Some metals aren’t ferromagnetic, meaning they are not drawn to magnets. Metals must contain certain elements to interact with magnets. Most metals in cookware aren’t pure. They’re alloys, but for them to work with magnetic fields, those alloys must contain enough of these elements to allow for the proper interaction.
Those elements are iron, nickel, and cobalt. If you’ve ever had to clean up your granddad’s workshop by running a magnet along the floor to pick up stray nails, you’ve experienced firsthand the strong pull a magnet has on a piece of iron.
But you may have also noticed that the magnet you used to pick up those nails doesn’t stick to the can of Coke you brought to the workshop.

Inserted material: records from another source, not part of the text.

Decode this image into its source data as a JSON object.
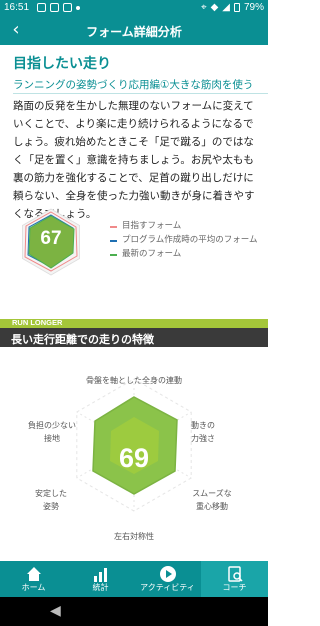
{
  "status": {
    "time": "16:51",
    "battery": "79%"
  },
  "appbar": {
    "back": "‹",
    "title": "フォーム詳細分析"
  },
  "section": {
    "title": "目指したい走り",
    "subtitle": "ランニングの姿勢づくり応用編①大きな筋肉を使う",
    "body": "路面の反発を生かした無理のないフォームに変えていくことで、より楽に走り続けられるようになるでしょう。疲れ始めたときこそ「足で蹴る」のではなく「足を置く」意識を持ちましょう。お尻や太もも裏の筋力を強化することで、足首の蹴り出しだけに頼らない、全身を使った力強い動きが身に着きやすくなるでしょう。"
  },
  "radar_small": {
    "score": "67",
    "legend": [
      {
        "label": "目指すフォーム",
        "color": "#f08a8a"
      },
      {
        "label": "プログラム作成時の平均のフォーム",
        "color": "#1f6fb2"
      },
      {
        "label": "最新のフォーム",
        "color": "#4caf50"
      }
    ]
  },
  "band": {
    "label": "RUN LONGER"
  },
  "long_run": {
    "title": "長い走行距離での走りの特徴",
    "score": "69",
    "axes": {
      "top": "骨盤を軸とした全身の連動",
      "right_upper": "動きの\n力強さ",
      "right_lower": "スムーズな\n重心移動",
      "bottom": "左右対称性",
      "left_lower": "安定した\n姿勢",
      "left_upper": "負担の少ない\n接地"
    },
    "colors": {
      "accent": "#8bc34a",
      "dark": "#5a8f12"
    }
  },
  "tabs": [
    {
      "label": "ホーム",
      "icon": "home-icon"
    },
    {
      "label": "統計",
      "icon": "stats-icon"
    },
    {
      "label": "アクティビティ",
      "icon": "play-icon"
    },
    {
      "label": "コーチ",
      "icon": "coach-icon",
      "active": true
    }
  ],
  "nav": {
    "back": "◀"
  }
}
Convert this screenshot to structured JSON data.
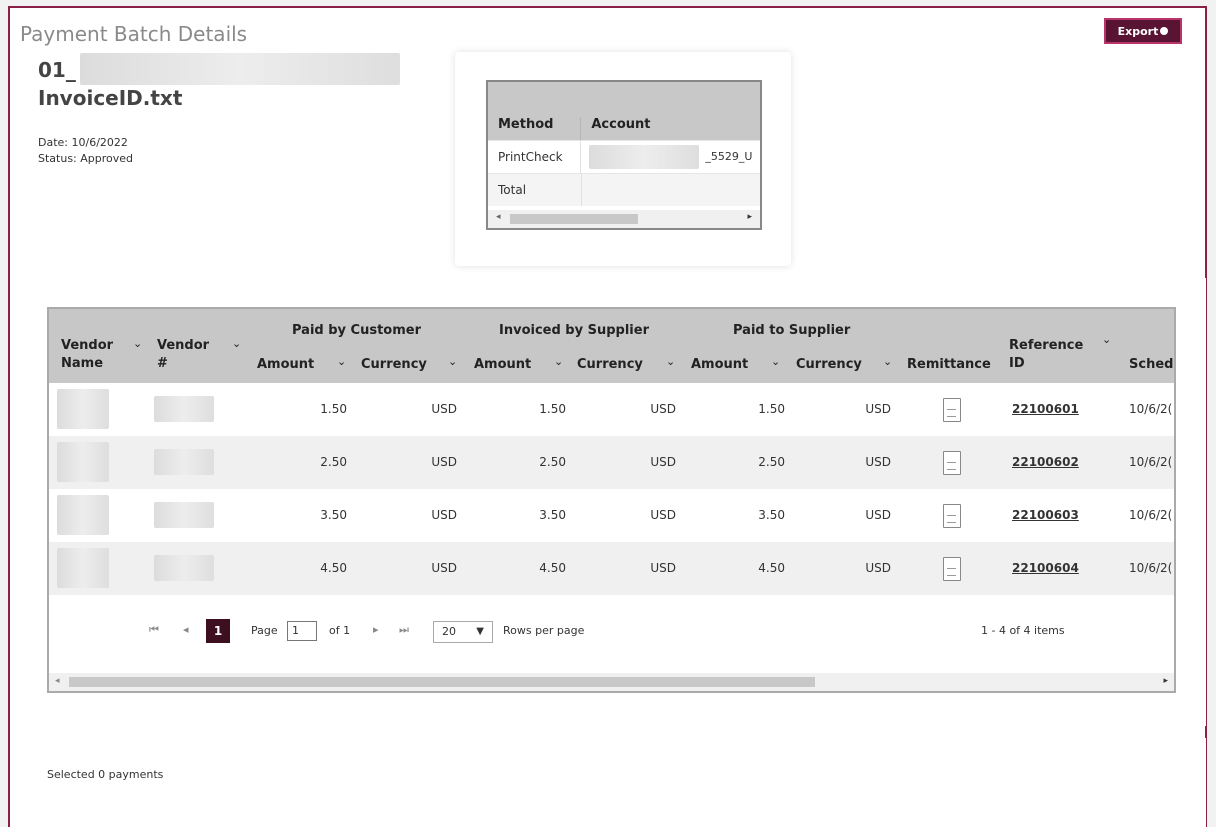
{
  "header": {
    "title": "Payment Batch Details",
    "file_prefix": "01_",
    "file_suffix": "InvoiceID.txt",
    "date": "Date: 10/6/2022",
    "status": "Status: Approved",
    "export_label": "Export"
  },
  "summary": {
    "columns": [
      "Method",
      "Account"
    ],
    "rows": [
      {
        "method": "PrintCheck",
        "account_suffix": "_5529_U"
      },
      {
        "method": "Total",
        "account_suffix": ""
      }
    ]
  },
  "grid": {
    "headers": {
      "vendor_name": "Vendor Name",
      "vendor_no": "Vendor #",
      "group_paid_by_customer": "Paid by Customer",
      "group_invoiced_by_supplier": "Invoiced by Supplier",
      "group_paid_to_supplier": "Paid to Supplier",
      "amount": "Amount",
      "currency": "Currency",
      "remittance": "Remittance",
      "reference_id": "Reference ID",
      "scheduled": "Sched"
    },
    "rows": [
      {
        "paid_amount": "1.50",
        "paid_currency": "USD",
        "inv_amount": "1.50",
        "inv_currency": "USD",
        "sup_amount": "1.50",
        "sup_currency": "USD",
        "ref": "22100601",
        "date": "10/6/2("
      },
      {
        "paid_amount": "2.50",
        "paid_currency": "USD",
        "inv_amount": "2.50",
        "inv_currency": "USD",
        "sup_amount": "2.50",
        "sup_currency": "USD",
        "ref": "22100602",
        "date": "10/6/2("
      },
      {
        "paid_amount": "3.50",
        "paid_currency": "USD",
        "inv_amount": "3.50",
        "inv_currency": "USD",
        "sup_amount": "3.50",
        "sup_currency": "USD",
        "ref": "22100603",
        "date": "10/6/2("
      },
      {
        "paid_amount": "4.50",
        "paid_currency": "USD",
        "inv_amount": "4.50",
        "inv_currency": "USD",
        "sup_amount": "4.50",
        "sup_currency": "USD",
        "ref": "22100604",
        "date": "10/6/2("
      }
    ],
    "pager": {
      "current_page": "1",
      "page_label": "Page",
      "page_input": "1",
      "of_label": "of 1",
      "rows_per_page_value": "20",
      "rows_per_page_label": "Rows per page",
      "items_summary": "1 - 4 of 4 items"
    }
  },
  "footer": {
    "selected_text": "Selected 0 payments"
  },
  "colors": {
    "brand": "#5a1433",
    "frame": "#8a2048",
    "header_bg": "#c7c7c7"
  },
  "icons": [
    "export-icon",
    "chevron-down-icon",
    "document-icon",
    "first-page-icon",
    "prev-page-icon",
    "next-page-icon",
    "last-page-icon",
    "dropdown-caret-icon"
  ]
}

This is because aluminum isn’t a ferromagnetic material, meaning it doesn’t interact with magnets. And your Coke can doesn’t have iron in it (or cobalt or nickel), so the magnet won’t draw the can toward itself.
While your cast iron cookware, such as a dutch oven, isn’t 100% iron, the other elements in it occur as a single-digit percentage of the material. So your cast iron skillet is perfectly suited for use on an induction cooktop.

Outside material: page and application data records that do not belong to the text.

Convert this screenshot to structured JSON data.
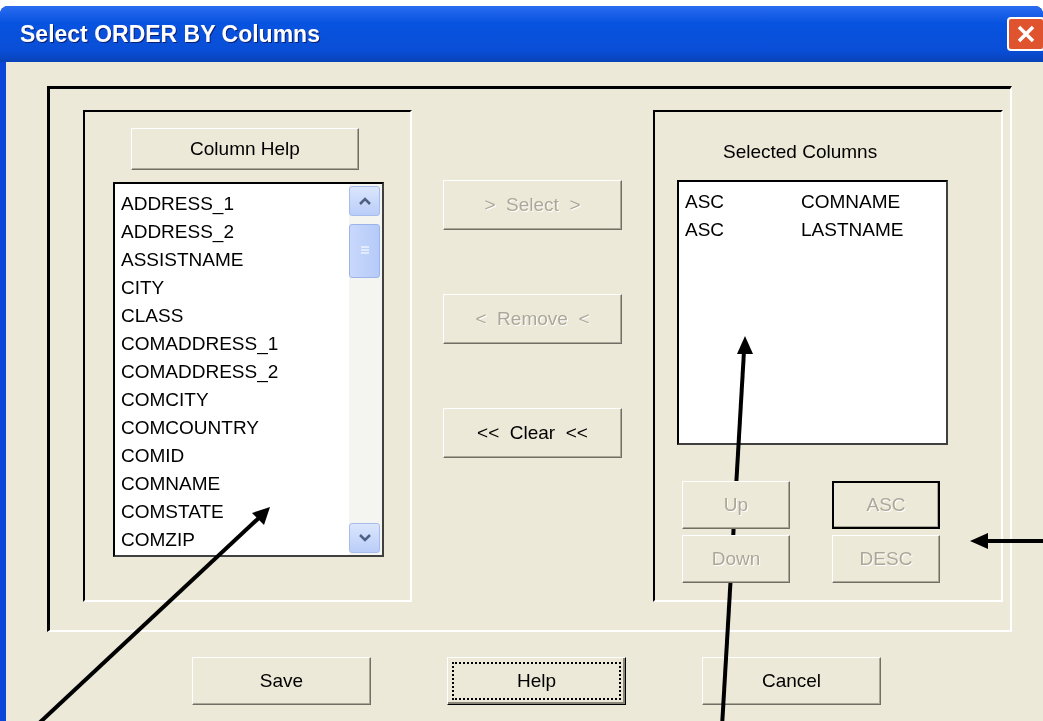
{
  "window": {
    "title": "Select ORDER BY Columns"
  },
  "column_help_button": {
    "label": "Column Help"
  },
  "available_columns": {
    "items": [
      {
        "label": "ADDRESS_1",
        "selected": false
      },
      {
        "label": "ADDRESS_2",
        "selected": false
      },
      {
        "label": "ASSISTNAME",
        "selected": false
      },
      {
        "label": "CITY",
        "selected": false
      },
      {
        "label": "CLASS",
        "selected": false
      },
      {
        "label": "COMADDRESS_1",
        "selected": false
      },
      {
        "label": "COMADDRESS_2",
        "selected": false
      },
      {
        "label": "COMCITY",
        "selected": false
      },
      {
        "label": "COMCOUNTRY",
        "selected": false
      },
      {
        "label": "COMID",
        "selected": false
      },
      {
        "label": "COMNAME",
        "selected": false
      },
      {
        "label": "COMSTATE",
        "selected": false
      },
      {
        "label": "COMZIP",
        "selected": false
      }
    ]
  },
  "transfer_buttons": [
    {
      "label": ">  Select  >",
      "disabled": true
    },
    {
      "label": "<  Remove  <",
      "disabled": true
    },
    {
      "label": "<<  Clear  <<",
      "disabled": false
    }
  ],
  "selected_columns": {
    "title": "Selected Columns",
    "rows": [
      {
        "order": "ASC",
        "column": "COMNAME",
        "selected": false
      },
      {
        "order": "ASC",
        "column": "LASTNAME",
        "selected": false
      }
    ]
  },
  "order_buttons": [
    {
      "label": "Up",
      "disabled": true,
      "default": false
    },
    {
      "label": "ASC",
      "disabled": true,
      "default": true
    },
    {
      "label": "Down",
      "disabled": true,
      "default": false
    },
    {
      "label": "DESC",
      "disabled": true,
      "default": false
    }
  ],
  "dialog_buttons": [
    {
      "label": "Save",
      "focused": false
    },
    {
      "label": "Help",
      "focused": true
    },
    {
      "label": "Cancel",
      "focused": false
    }
  ]
}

A copper or aluminum pan, though, won’t work unless it’s been specifically treated and manufactured for induction use.
Now you know that the answer to “does cast iron work on induction cooktops?” is yes. But in addition to cast iron, other types of cookware will work well on an induction cooktop because they contain enough iron to be affected by the magnetic field. These include
- enameled cast iron, and
- many stainless steel pots and pans, though not all of them.
Since we can make stainless steel from a wide variety of metals, there is no absolute answer on whether this kind of cookware will work on an induction cooktop.
Pots and pans that won’t work with induction cooking include:
- some stainless steel cookware
Some exceptions exist, as some aluminum pots have been manufactured for induction use.
If you’re unsure about your cookware, you have two options:
- Some cookware makers list right on the pot whether it’s compatible with induction cooktops.
- Do the magnet test. If a magnet won’t stick to the pot you want to use, that pot won’t work on your induction stove.
Why Induction Cooktops Are Good
One of the main draws to induction cooking runs along the same lines as why microwave cooking has become so popular— it’s faster. But getting water to boil sooner than usual is only one of the good things about induction cooking.
When you turn off your regular electric burner, the heat takes a while to dissipate. As a result, turning off the burner won’t stop the cooking process immediately, and you can still burn what’s in the pan or experience a boil-over.
When you turn off an induction stove, the heat stops right then. When the heat’s on, you have more precise control of it than with a gas or electric stove, too.
You have almost zero energy lost with induction cookware. Does it get hot in the kitchen when you cook? That’s because heat from the stove leaks out into the air due to heat transfer. Instead of heating the food, some of the energy you’re trying to cook with is, instead, heating your kitchen.
Only the pot or pan (and whatever’s in it) heat up on an induction stove, so you’ll be much less likely to sweat while you cook.
The stovetop doesn’t heat up. If you drop a towel on a gas burner while it’s on, you may very soon have an urgent need for a fire extinguisher. But an induction burner will only be hot if a pot has been sitting on it, and only because the pot’s metal is hot and will have transferred some heat to the glass surface.
You are much less likely to burn yourself while cooking on an induction cooktop.
The induction cooktop is an innovative and energy-efficient appliance for your kitchen, as it cooks quickly and safely without wasting gas or electricity by unintentionally heating the air in the rest of the kitchen.
To work properly, induction cooktops need cookware that interacts with magnetic fields.